Hoosiers exhibit generosity.
Terre Hauteans, in particular, displayed that virtue after the 9/11 terrorist attacks, Hurricane Katrina in 2005 and the local flooding in 2008. They donated blood, money, food, clothes and — most significantly — their own sweat and time.
In between calamities, most of us can use a reminder that our volunteer time is still needed in the community. It’s human nature to forget that reality. The lines to buy lottery tickets are typically busier than the waiting room at the blood center or the check-in point at a Habitat for Humanity project. Last year, 28.4 percent of Indiana residents worked as a volunteer for a nonprofit or local organization, averaging 36.9 hours per person, an impressive display of giving. By contrast, in 2009, 59 percent of Hoosiers played the Hoosier Lottery, spending $732 million.
(Granted, playing the lottery is another method of public donation, but usually that’s not one’s primary motivation.)
No judgment intended, just a mental nudge.
For those of us who’ve been meaning to dust off our work gloves and boots, an ideal opportunity awaits. A communitywide “Day of Service,” organized through Terre Haute Ministries, features a variety of activities on Saturday, Sept. 10. Not coincidentally, the following day marks the 10th anniversary of the Sept. 11, 2001, terrorist attacks that killed nearly 3,000 people in New York, Washington and Shanksville, Pa. Among other reactions, that tragedy sparked a sustained wave of volunteerism in America, and that trend hit a peak in 2006.
That level of spirit could return, if efforts in Terre Haute and the rest of the nation succeed.
Several groups, including the Hands On Network and the National September 11 Memorial and Museum aim to make the 10th-anniversary weekend the largest outpouring of charitable service in U.S. history, fulfilling President Obama’s 2009 declaration of Sept. 11 as a national day of service and remembrance.
The largest ever.
That will take some doing. Remember, all those expressions of selflessness, good deeds and neighborly attitudes a decade ago?
Those examples can serve as an inspiration now.
“It should be very honoring, very community building,” said the Rev. Honnalora Hubbard, director of Terre Haute Ministries.
Hubbard also is the mother of a 20-year-old U.S. Navy sailor stationed in Afghanistan.

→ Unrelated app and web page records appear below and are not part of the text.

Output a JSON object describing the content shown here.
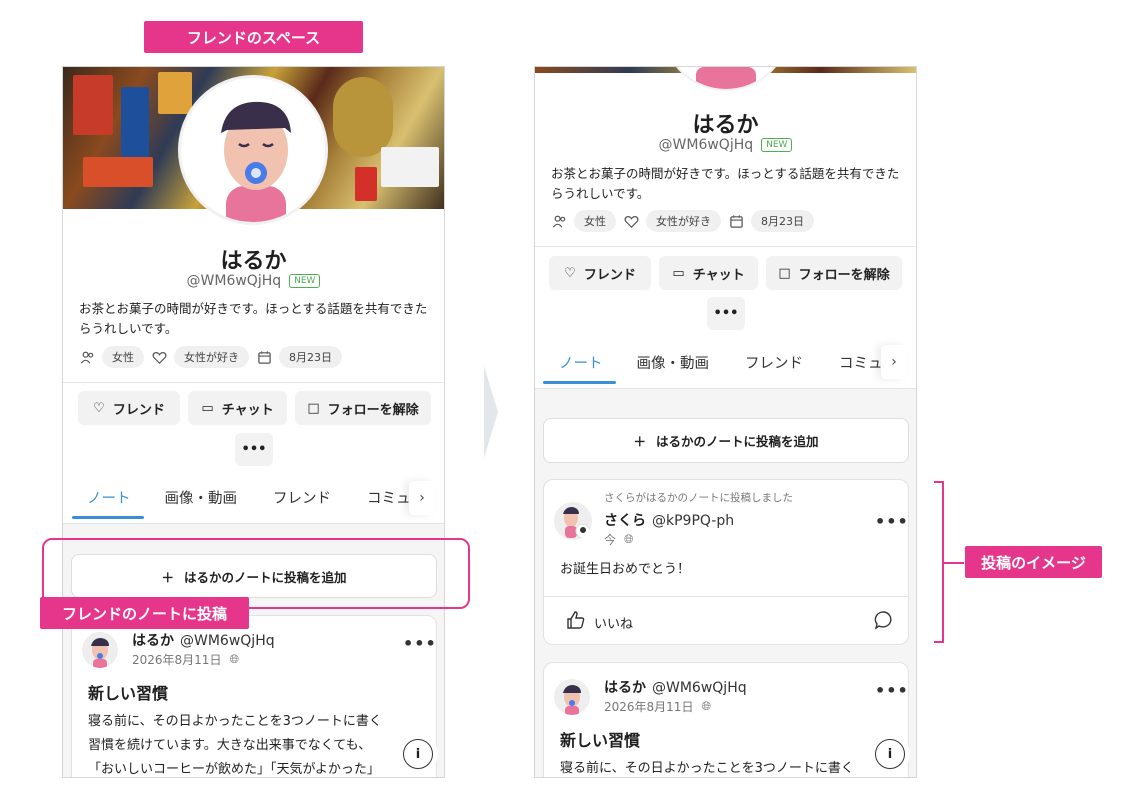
{
  "callouts": {
    "friend_space": "フレンドのスペース",
    "friend_note_post": "フレンドのノートに投稿",
    "post_image": "投稿のイメージ"
  },
  "profile": {
    "name": "はるか",
    "handle": "@WM6wQjHq",
    "badge": "NEW",
    "bio_line1": "お茶とお菓子の時間が好きです。ほっとする話題を共有できた",
    "bio_line2": "らうれしいです。",
    "tags": [
      "女性",
      "女性が好き",
      "8月23日"
    ]
  },
  "actions": {
    "friend": "フレンド",
    "chat": "チャット",
    "unfollow": "フォローを解除",
    "more": "•••"
  },
  "tabs": [
    "ノート",
    "画像・動画",
    "フレンド",
    "コミュニ"
  ],
  "add_note_label": "はるかのノートに投稿を追加",
  "friend_post": {
    "context": "さくらがはるかのノートに投稿しました",
    "author": "さくら",
    "handle": "@kP9PQ-ph",
    "time": "今",
    "body": "お誕生日おめでとう！",
    "like_label": "いいね"
  },
  "own_post": {
    "author": "はるか",
    "handle": "@WM6wQjHq",
    "date": "2026年8月11日",
    "title": "新しい習慣",
    "body_lines": [
      "寝る前に、その日よかったことを3つノートに書く",
      "習慣を続けています。大きな出来事でなくても、",
      "「おいしいコーヒーが飲めた」「天気がよかった」"
    ]
  },
  "colors": {
    "accent_pink": "#e5368c",
    "tab_blue": "#3a8fd6"
  }
}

Her son, Anthony, was a 10-year-old elementary school student on 9/11. As young as he was, that difficult moment for America left an impression on him. “I remember him being very interested in what was happening,” she recalled. “When he joined the military, there was still that impact on his life.”
The willingness to volunteer by young people emerged not only through enlistment in the Armed Services, but also in other aspects of community involvement. Volunteerism among teenagers has remained higher during the past decade than it was in 1989, according to a report by the federal Corporation for National and Community Service. That generation — too often maligned as aloof and narcissistic tech-zombies — actually sets an example for older Americans, who were less inclined to volunteer when they were teens.
Folks born near the end of the 20th century have been “quick to rise up to the challenge,” Hubbard said.
“We do have a generation of people who are very committed to serving others,” she added.
Other age groups have pitched in admirably, too. In fact, those Corporation for National and Community Service statistics show that people are most likely to volunteer their time in their mid-30s to early 40s. Even though people tend to back off from donating their labor after that, many stick with it. In Indiana, 31.7 percent of Baby Boomers still volunteer, as do 26.6 percent of people older than 65.
The Day of Service presents the chance to jump back in. One way is to donate items for 9/11 care packages, which will be assembled by Terre Haute Ministries volunteers and shipped to U.S. service men and women in Afghanistan and Iraq. The most requested items needed include single-serving, nonperishable snacks; pre-sweetened drink mixes; toothbrushes; liquid body wash; olive green undershirts; black bootcut socks; AA and AAA batteries; and, yes, letters of support. The items are now being accepted at the Salvation Army, 234 S. Eighth St., and can be dropped off between 8 a.m. and 4 p.m. Monday through Friday, or by calling (812) 232-4081 for other arrangements. Donations or contributions by businesses toward the project can be arranged by calling the ministries at (812) 234-7100, ext. 215.
Also, volunteers will be building 18 residential wheelchair ramps. In addition, a blood drive is also planned at the Salvation Army on the Day of Service, as well as a communitywide Day of Remembrance ceremony at Fairbanks Park on Sunday, Sept. 11.
The national observance calls for Americans to perform a good deed or charitable gesture “to honor the 9/11 victims, survivors and those who rose in service in response to the attacks.” Volunteering, in other words.
“The best way to honor their memory is by doing what they would do,” Hubbard said, “and that’s serving.”
Mark Bennett can be reached at (812) 231-4377 or firstname.lastname@example.org.